For the life of me, I cannot understand why the terrorists have not attacked our food supply because it is so easy to do.
—Tommy Thompson, former Secretary of the U.S. Department of Health and Human Services at his farewell news conference, December 3, 2004
We may be blindsided by an intentional food-based attack on this nation sometime soon… At present, our primary detection capability is the emergency room.
—John Hoffman, former Department of Homeland Security senior adviser, testifying before a Senate subcommittee on counter-terrorism, September 14, 2011
In the the wake of 9/11, one of our deepest fears was that terrorists would poison our food.
Vowing to draw a protective shield around our food supply, President Bush made food defense a focal point of our National Security Policy and the newly-formed Department of Homeland Security. Presidential directives were signed pulling food into the realm of our nation’s critical infrastructure where it joined priority sectors like communications, energy, transportation, and emergency health services.
10 years have passed, agencies have been created, $3.4 billion has been spent; and a congressional watchdog report, the subject of last week’s Senate hearings, suggests that we remain as vulnerable as ever to the nightmare scenario of food terrorism.
No big surprise.
The past decade of food counter-terrorism activity has been bogged down in bureaucratic tangles and inefficiencies. Food monitoring activities are far-flung and fragmented: there’s the oversight of federal agencies like the USDA, FDA, Department of Defense, and Homeland Security; and in many segments of agriculture and manufacturing, there are parallel systems of self-regulation and voluntary compliance on the part of the private sector. Lines of responsibility are blurred, communications between unrelated entities are scattershot, and there is no one with the authority or accountability to take charge.
The public has also dropped the ball, losing its post-9/11 sense of urgency and lulled into complacency by the relative domestic quiet of the intervening years.

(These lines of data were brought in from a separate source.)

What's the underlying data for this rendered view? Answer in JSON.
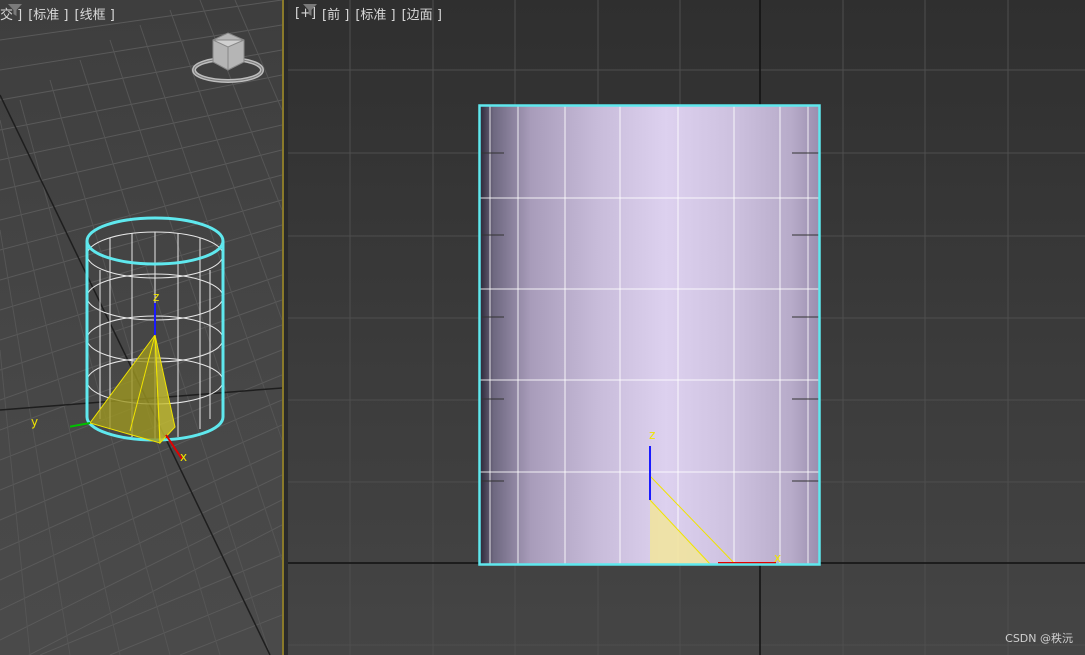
{
  "left_viewport": {
    "labels": [
      "交 ]",
      "[标准 ]",
      "[线框 ]"
    ]
  },
  "right_viewport": {
    "labels": [
      "[+]",
      "[前 ]",
      "[标准 ]",
      "[边面 ]"
    ]
  },
  "axes": {
    "z": "z",
    "x": "x",
    "y": "y"
  },
  "watermark": "CSDN @秩沅",
  "colors": {
    "selection": "#5fe8ee",
    "gizmo_yellow": "#f0e400",
    "axis_z": "#1a1aff",
    "axis_x": "#e00000",
    "axis_y": "#00c000",
    "cylinder_tint": "#d9cdeb"
  },
  "icons": [
    "filter-icon",
    "viewcube-icon",
    "gizmo-z-axis",
    "gizmo-x-axis",
    "gizmo-y-axis"
  ]
}
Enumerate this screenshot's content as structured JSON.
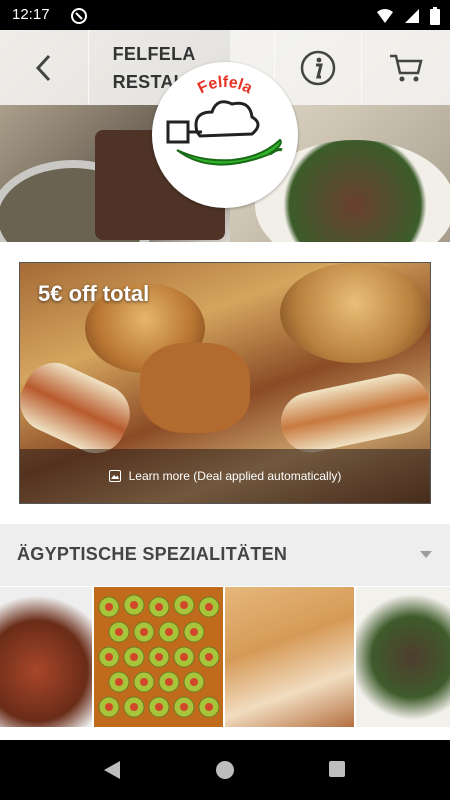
{
  "status_bar": {
    "time": "12:17"
  },
  "header": {
    "title_line1": "FELFELA",
    "title_line2": "RESTAURANT"
  },
  "logo": {
    "text": "Felfela"
  },
  "promo": {
    "headline": "5€ off total",
    "footer_text": "Learn more (Deal applied automatically)"
  },
  "section": {
    "title": "ÄGYPTISCHE SPEZIALITÄTEN"
  },
  "colors": {
    "accent_green": "#2fb32b",
    "section_bg": "#eeeeee"
  }
}
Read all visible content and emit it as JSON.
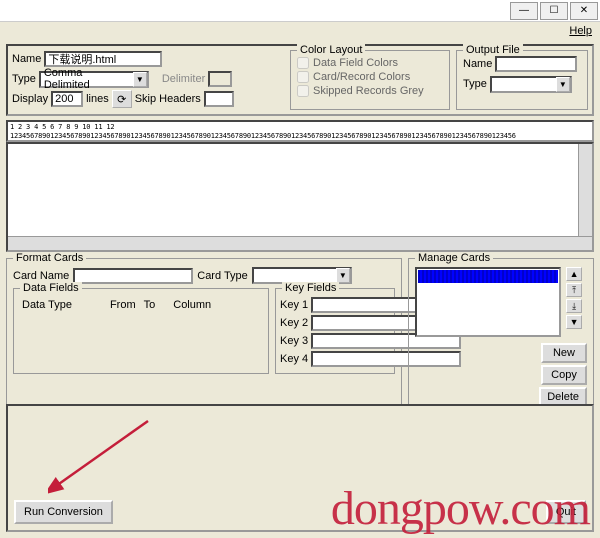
{
  "titlebar": {
    "min": "—",
    "max": "☐",
    "close": "✕"
  },
  "menubar": {
    "help": "Help"
  },
  "controls": {
    "name_label": "Name",
    "name_value": "下载说明.html",
    "type_label": "Type",
    "type_value": "Comma Delimited",
    "delimiter_label": "Delimiter",
    "display_label": "Display",
    "display_value": "200",
    "lines_label": "lines",
    "skip_headers_label": "Skip Headers",
    "skip_value": ""
  },
  "color_layout": {
    "title": "Color Layout",
    "cb1": "Data Field Colors",
    "cb2": "Card/Record Colors",
    "cb3": "Skipped Records Grey"
  },
  "output_file": {
    "title": "Output File",
    "name_label": "Name",
    "name_value": "",
    "type_label": "Type",
    "type_value": ""
  },
  "ruler": {
    "nums": "       1         2         3         4         5         6         7         8         9        10        11        12",
    "ticks": "123456789012345678901234567890123456789012345678901234567890123456789012345678901234567890123456789012345678901234567890123456"
  },
  "format_cards": {
    "title": "Format Cards",
    "card_name_label": "Card Name",
    "card_name_value": "",
    "card_type_label": "Card Type",
    "card_type_value": ""
  },
  "data_fields": {
    "title": "Data Fields",
    "col1": "Data Type",
    "col2": "From",
    "col3": "To",
    "col4": "Column"
  },
  "key_fields": {
    "title": "Key Fields",
    "k1": "Key 1",
    "k2": "Key 2",
    "k3": "Key 3",
    "k4": "Key 4"
  },
  "manage_cards": {
    "title": "Manage Cards",
    "new": "New",
    "copy": "Copy",
    "delete": "Delete"
  },
  "bottom": {
    "run": "Run Conversion",
    "quit": "Quit"
  },
  "watermark": "dongpow.com"
}
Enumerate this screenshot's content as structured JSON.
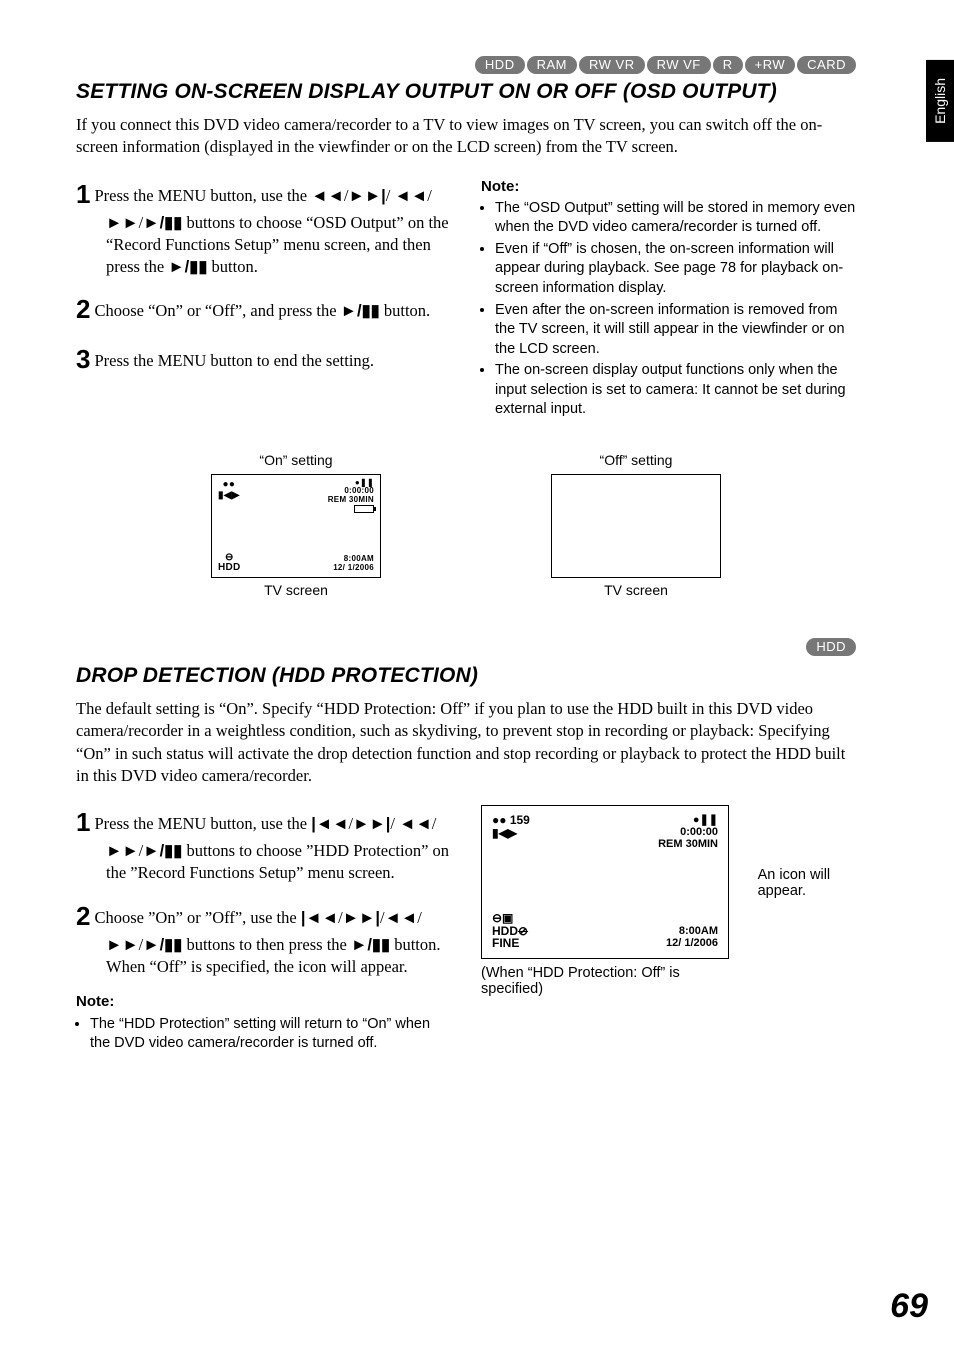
{
  "sideTab": "English",
  "pageNumber": "69",
  "tags1": [
    "HDD",
    "RAM",
    "RW VR",
    "RW VF",
    "R",
    "+RW",
    "CARD"
  ],
  "section1": {
    "title": "SETTING ON-SCREEN DISPLAY OUTPUT ON OR OFF (OSD OUTPUT)",
    "intro": "If you connect this DVD video camera/recorder to a TV to view images on TV screen, you can switch off the on-screen information (displayed in the viewfinder or on the LCD screen) from the TV screen.",
    "step1a": "Press the MENU button, use the ",
    "step1b": " buttons to choose “OSD Output” on the “Record Functions Setup” menu screen, and then press the ",
    "step1c": " button.",
    "step2a": "Choose “On” or “Off”, and press the ",
    "step2b": " button.",
    "step3": "Press the MENU button to end the setting.",
    "noteHead": "Note:",
    "notes": [
      "The “OSD Output” setting will be stored in memory even when the DVD video camera/recorder is turned off.",
      "Even if “Off” is chosen, the on-screen information will appear during playback. See page 78 for playback on-screen information display.",
      "Even after the on-screen information is removed from the TV screen, it will still appear in the viewfinder or on the LCD screen.",
      "The on-screen display output functions only when the input selection is set to camera: It cannot be set during external input."
    ],
    "tvOn": {
      "caption": "“On” setting",
      "below": "TV screen",
      "timecode": "0:00:00",
      "rem": "REM 30MIN",
      "time": "8:00AM",
      "date": "12/ 1/2006",
      "pause": "●❚❚"
    },
    "tvOff": {
      "caption": "“Off” setting",
      "below": "TV screen"
    }
  },
  "tags2": [
    "HDD"
  ],
  "section2": {
    "title": "DROP DETECTION (HDD PROTECTION)",
    "intro": "The default setting is “On”. Specify “HDD Protection: Off” if you plan to use the HDD built in this DVD video camera/recorder in a weightless condition, such as skydiving, to prevent stop in recording or playback: Specifying “On” in such status will activate the drop detection function and stop recording or playback to protect the HDD built in this DVD video camera/recorder.",
    "step1a": "Press the MENU button, use the ",
    "step1b": " buttons to choose ”HDD Protection” on the ”Record Functions Setup” menu screen.",
    "step2a": "Choose ”On” or ”Off”, use the ",
    "step2b": " buttons to then press the ",
    "step2c": " button.",
    "step2d": "When “Off” is specified, the icon will appear.",
    "noteHead": "Note:",
    "note1": "The “HDD Protection” setting will return to “On” when the DVD video camera/recorder is turned off.",
    "screen": {
      "counter": "●● 159",
      "timecode": "0:00:00",
      "rem": "REM 30MIN",
      "hdd": "HDD",
      "fine": "FINE",
      "time": "8:00AM",
      "date": "12/ 1/2006",
      "pause": "●❚❚",
      "caption": "(When “HDD Protection: Off” is specified)",
      "sideCaption": "An icon will appear."
    }
  }
}
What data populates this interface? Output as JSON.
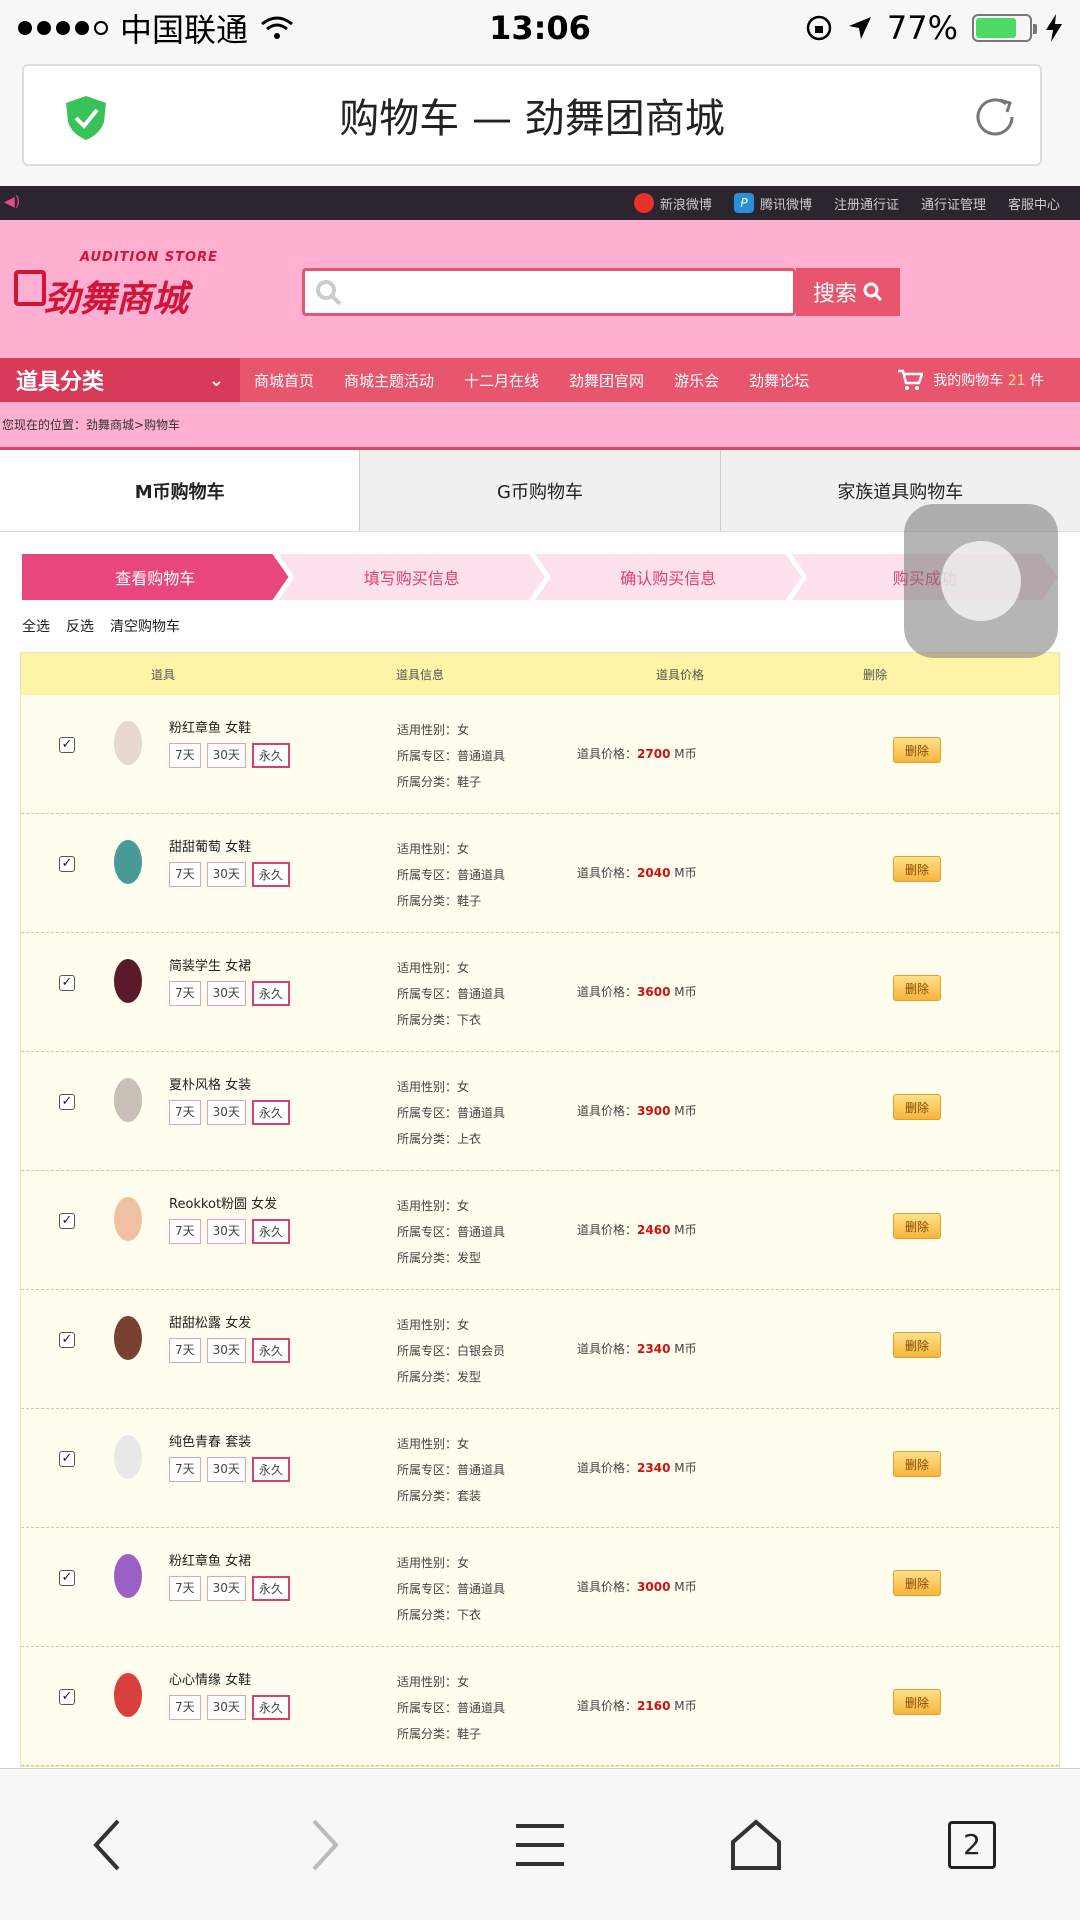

72% of deliberate contaminations take place at the end of the food supply chain—the rat poison in a husband’s dinner or tranquilizers in the city council’s coffee pot. Another 23% take place at the retail grocery or restaurant level. These tend to be mostly thrill crimes, or crimes of passion, revenge, and retribution.
Direct attacks on the food supply are rare. Most have targeted water supplies, food processors, and manufacturers. Conventional contaminants like cyanide and mercury are most common, although in recent years we have seen an increase in the use of biological agents including salmonella, ricin, and radiological matter. They are often politically motivated, like a 1984 salmonella attack directed at voters that sickened nearly a thousand Oregon residents, and the more recent poisoning death in London of the former KGB agent Alexander Litvinenko, who was killed with a lethal dose of radioactive polonium-210 in his tea.
Some might argue that despite our apparent vulnerability, we have little to fear because the world has never seen a large-scale act of biological warfare on a food supply. But then again, the world had never seen anything like 9/11.
You can view a webcast of the recent Senate Subcommittee session, Agro-Defense: Responding to Threats Against America’s Agriculture and Food System, and see transcripts of witness testimony at the Homeland Security and Governmental Affairs website.